PROBLEM STATEMENT
If a line below contains "icon", count it. Report the final total and nothing more.

Dataset rows for apps and sites:
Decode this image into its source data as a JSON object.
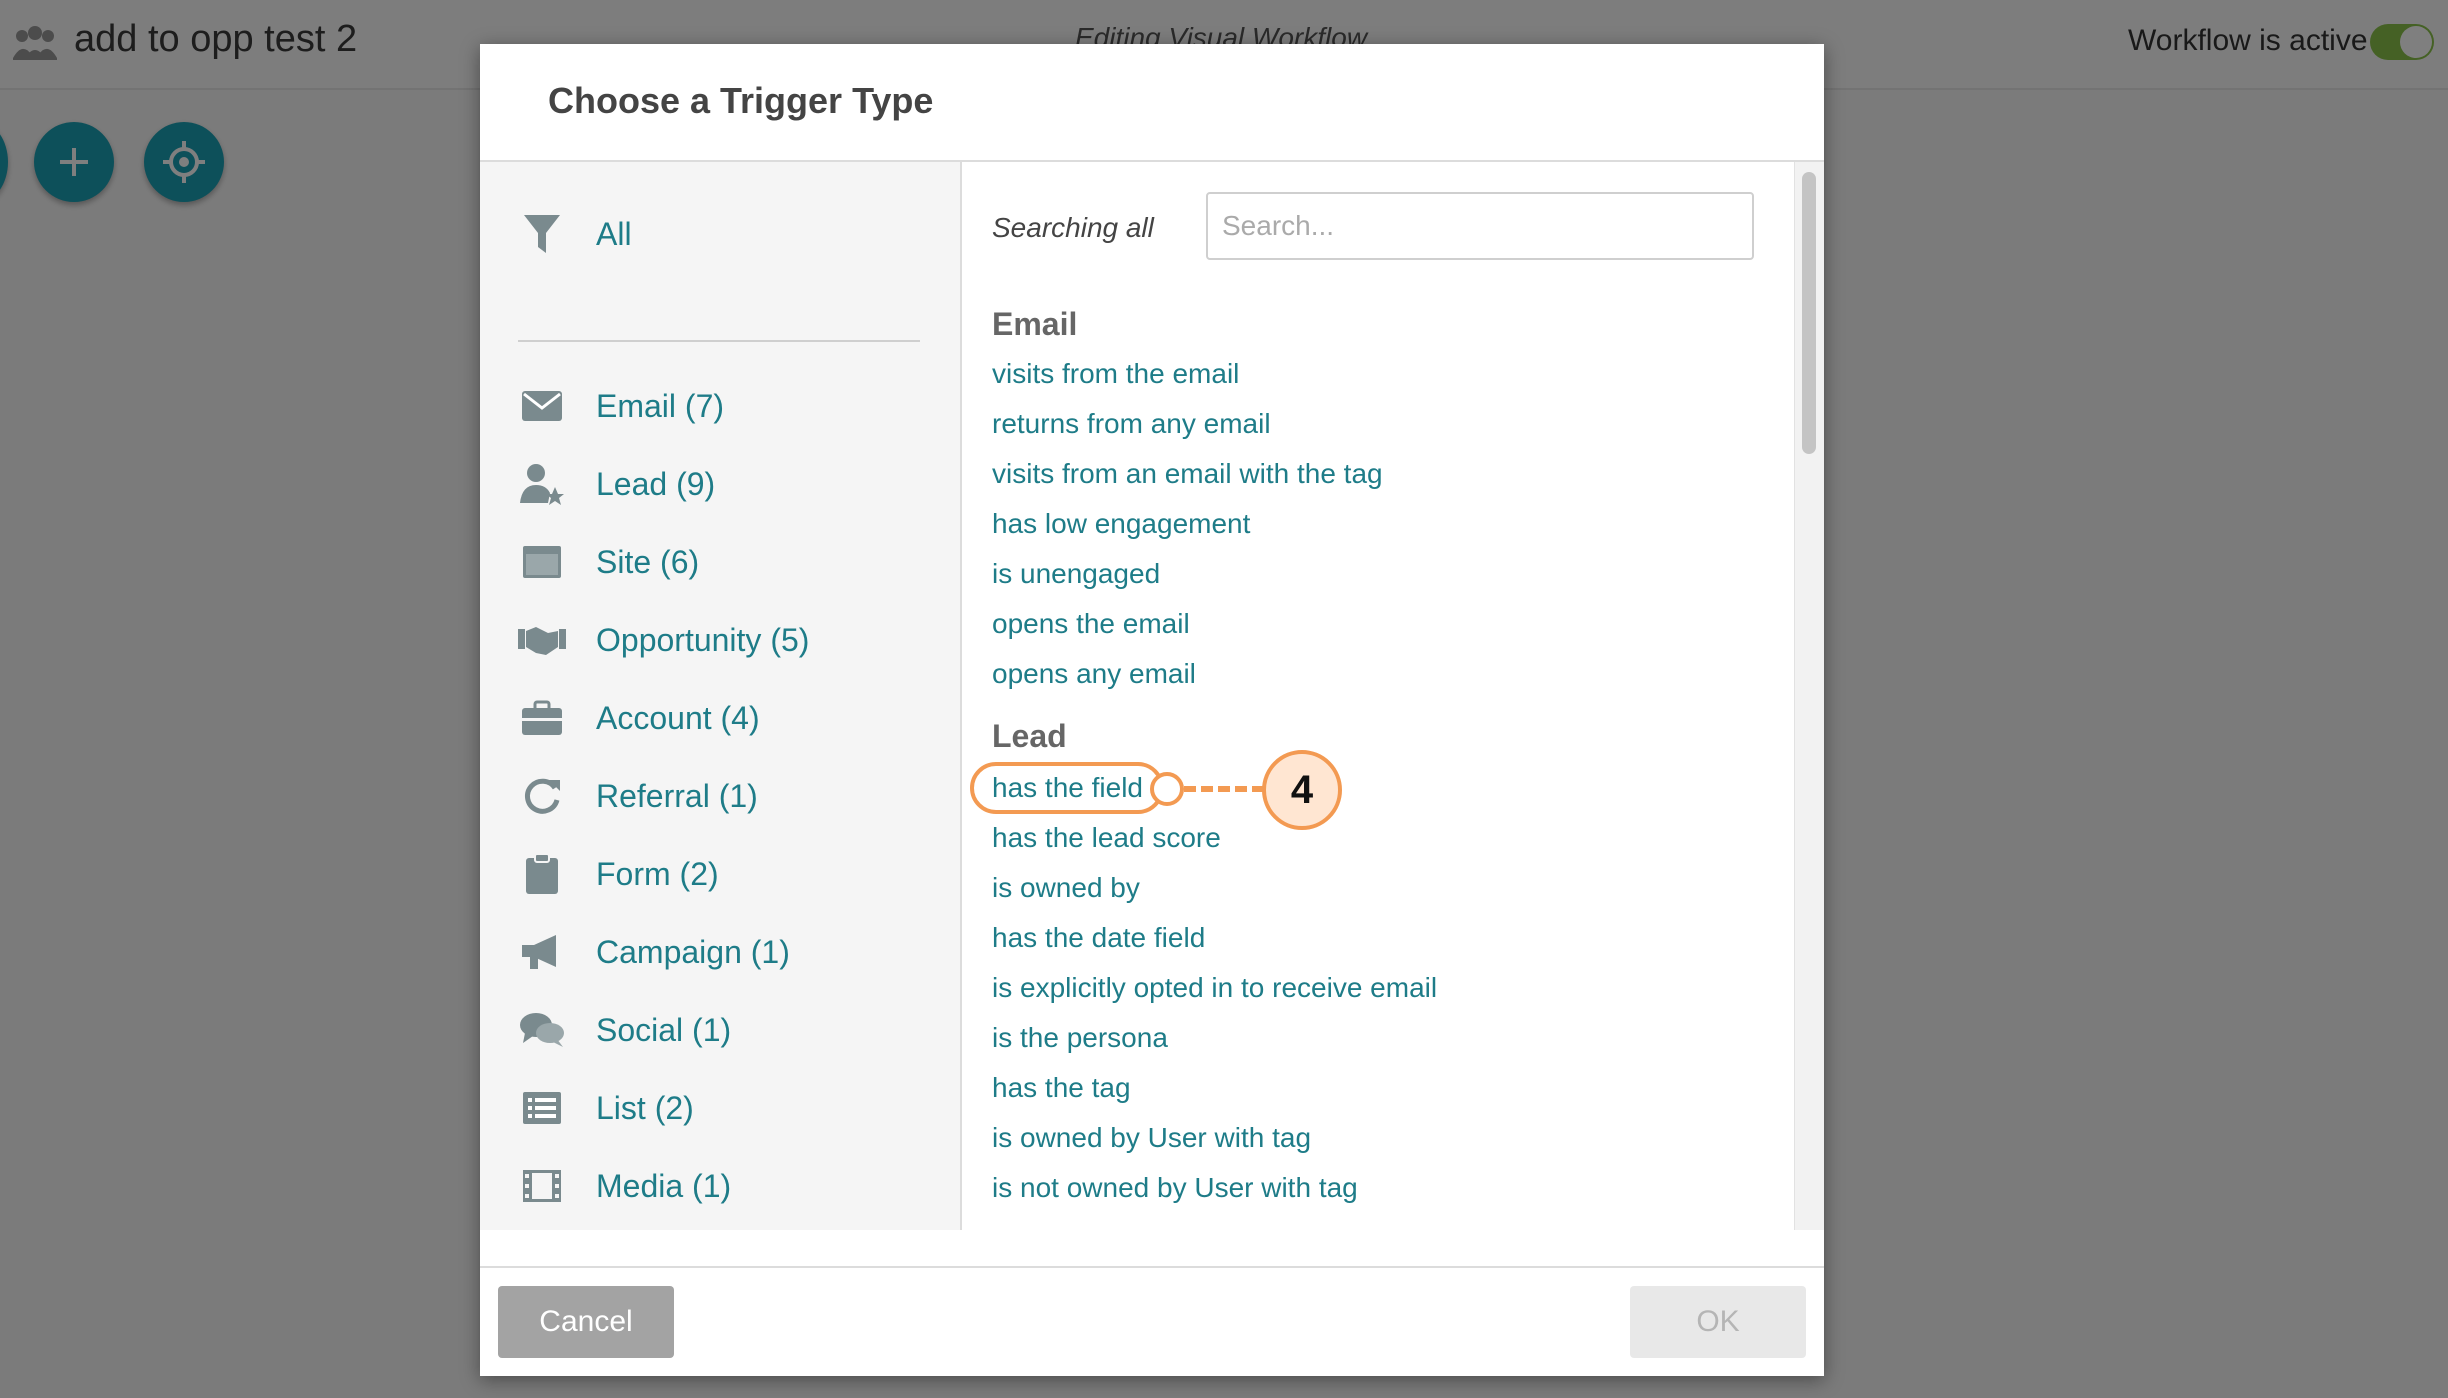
{
  "app": {
    "title": "add to opp test 2",
    "editing_label": "Editing Visual Workflow",
    "workflow_status": "Workflow is active"
  },
  "modal": {
    "title": "Choose a Trigger Type",
    "categories": [
      {
        "label": "All",
        "icon": "filter-icon"
      },
      {
        "label": "Email (7)",
        "icon": "envelope-icon"
      },
      {
        "label": "Lead (9)",
        "icon": "user-star-icon"
      },
      {
        "label": "Site (6)",
        "icon": "browser-window-icon"
      },
      {
        "label": "Opportunity (5)",
        "icon": "handshake-icon"
      },
      {
        "label": "Account (4)",
        "icon": "briefcase-icon"
      },
      {
        "label": "Referral (1)",
        "icon": "refresh-icon"
      },
      {
        "label": "Form (2)",
        "icon": "clipboard-icon"
      },
      {
        "label": "Campaign (1)",
        "icon": "megaphone-icon"
      },
      {
        "label": "Social (1)",
        "icon": "chat-bubbles-icon"
      },
      {
        "label": "List (2)",
        "icon": "list-icon"
      },
      {
        "label": "Media (1)",
        "icon": "film-icon"
      }
    ],
    "search": {
      "label": "Searching all",
      "placeholder": "Search..."
    },
    "groups": [
      {
        "name": "Email",
        "items": [
          "visits from the email",
          "returns from any email",
          "visits from an email with the tag",
          "has low engagement",
          "is unengaged",
          "opens the email",
          "opens any email"
        ]
      },
      {
        "name": "Lead",
        "items": [
          "has the field",
          "has the lead score",
          "is owned by",
          "has the date field",
          "is explicitly opted in to receive email",
          "is the persona",
          "has the tag",
          "is owned by User with tag",
          "is not owned by User with tag"
        ]
      }
    ],
    "callout_number": "4",
    "cancel_label": "Cancel",
    "ok_label": "OK"
  },
  "colors": {
    "link": "#1e7c88",
    "accent": "#1aa0b4",
    "callout": "#f39a52",
    "toggle_on": "#8bc34a"
  }
}
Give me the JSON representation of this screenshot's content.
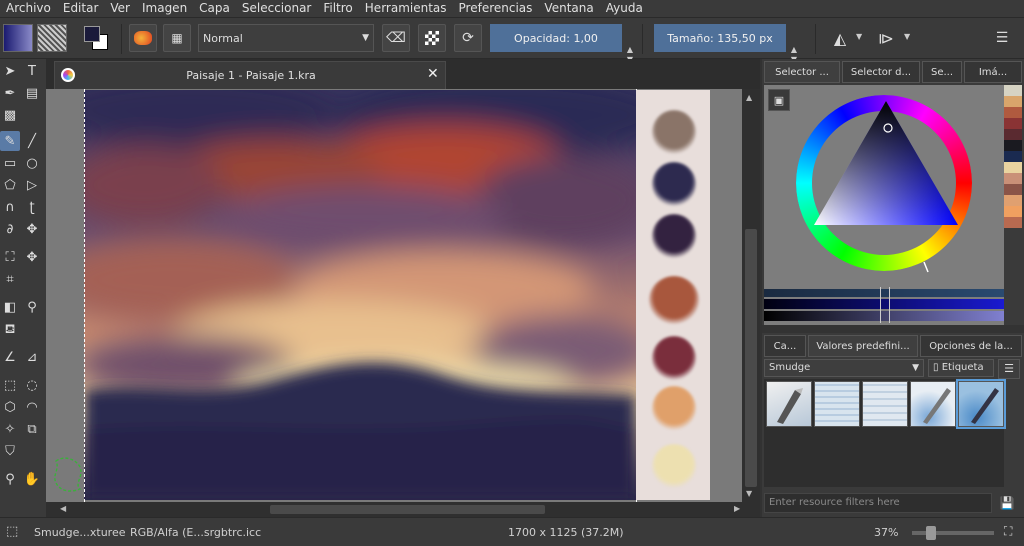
{
  "menu": [
    "Archivo",
    "Editar",
    "Ver",
    "Imagen",
    "Capa",
    "Seleccionar",
    "Filtro",
    "Herramientas",
    "Preferencias",
    "Ventana",
    "Ayuda"
  ],
  "toolbar": {
    "blend_mode": "Normal",
    "opacity_label": "Opacidad:  1,00",
    "size_label": "Tamaño:  135,50 px"
  },
  "document": {
    "tab_title": "Paisaje 1 - Paisaje 1.kra",
    "close_glyph": "✕"
  },
  "dock": {
    "tabs_top": [
      "Selector ...",
      "Selector d...",
      "Se...",
      "Imá..."
    ],
    "tabs_bottom": [
      "Ca...",
      "Valores predefini...",
      "Opciones de la..."
    ],
    "preset_group": "Smudge",
    "tag_label": "Etiqueta",
    "filter_placeholder": "Enter resource filters here"
  },
  "status": {
    "preset": "Smudge...xturee",
    "color_profile": "RGB/Alfa (E...srgbtrc.icc",
    "dimensions": "1700 x 1125 (37.2M)",
    "zoom": "37%"
  },
  "colors": {
    "accent": "#4f7099",
    "palette_swatches": [
      "#d6d3c3",
      "#d9a56b",
      "#b05a3f",
      "#8a3334",
      "#5a2a30",
      "#1a1a20",
      "#1a2a50",
      "#e9d3a0",
      "#c99078",
      "#8a5448",
      "#e0a070",
      "#f0a060",
      "#b86a50"
    ],
    "painted_blobs": [
      "#8a7468",
      "#2d2a4f",
      "#332240",
      "#a8573d",
      "#7a2e3c",
      "#e0a06a",
      "#ede0b0"
    ]
  }
}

EXPECTED ANSWER
12